Veterans share stories for Oral History
By Matt Caulder
Published in News on September 7, 2013 10:33 PM
World War II and Korean War veterans shared their stories at a social held in their honor Friday, as a program designed to introduce a new oral history -- to preserve the stories of Wayne County's veterans and their families -- unfolded at the Herman Park Center.
The event opened with speeches by members of the Friends of the Wayne County Veterans Memorial, the group that sponsored the event, before the festivities moved to the Wayne County Veterans Memorial.
The program was introduced to record the stories of local veterans and their families before those stories are lost to time.
One of those stories belongs to Curtis Hinton, a former sailor who fought in the Korean War.
"I left boot camp and walked right up onto the boat to Korea," Hinton said. "We were supposed to be relieved July 27, 1953, (at) noon. That's exactly when the war ended. We launched 54 planes off the deck that day."
Hinton served on the USS Philippine Sea for eight years and spent another eight years on the USS Valley Forge.
The veteran brought a book of pictures and letters with him to the event and as he turned to the last page, which listed his fallen comrades, he said, "We got back and they called it a police action.

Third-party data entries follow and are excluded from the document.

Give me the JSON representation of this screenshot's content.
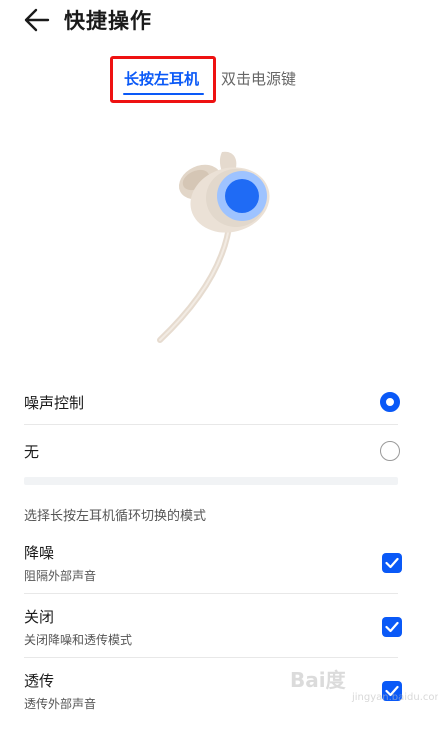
{
  "header": {
    "title": "快捷操作"
  },
  "tabs": [
    {
      "label": "长按左耳机",
      "active": true
    },
    {
      "label": "双击电源键",
      "active": false
    }
  ],
  "options": [
    {
      "label": "噪声控制",
      "selected": true
    },
    {
      "label": "无",
      "selected": false
    }
  ],
  "caption": "选择长按左耳机循环切换的模式",
  "modes": [
    {
      "title": "降噪",
      "subtitle": "阻隔外部声音",
      "checked": true
    },
    {
      "title": "关闭",
      "subtitle": "关闭降噪和透传模式",
      "checked": true
    },
    {
      "title": "透传",
      "subtitle": "透传外部声音",
      "checked": true
    }
  ],
  "colors": {
    "accent": "#0a59f7",
    "highlight": "#ee1111",
    "earbud": "#e9ddd0"
  },
  "watermark": {
    "logo": "Bai度",
    "sub": "jingyan.baidu.com"
  }
}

It wasn't a police action for these guys."
James Hood was also in the navy.
Drafted after Japanese forces bombed Pearl Harbor in 1944, he shared a bit of his experience.
"I had been married for four years when I got drafted," he said. "(The Japanese were) the ones who made me have to leave home, so we had no mercy on them."
Those stories and many more will be recorded and archived at the Wayne County Museum in the coming months.
The veterans walked into the building flanked by a line of area Army Reserve Officer Training Corps students from local high schools and were offered an escort to the auditorium.
Kirk Keller, the man heading up the project, urged the attendees to give his number out to any veterans who they had missed so they could have a chance to come in and record their story before it is lost.
"We're willing to go to where you are, that's how much we want these stories," he said.
Those who wish to contribute or those who know someone who has a story to tell are asked to contact Keller at 919-739-6815.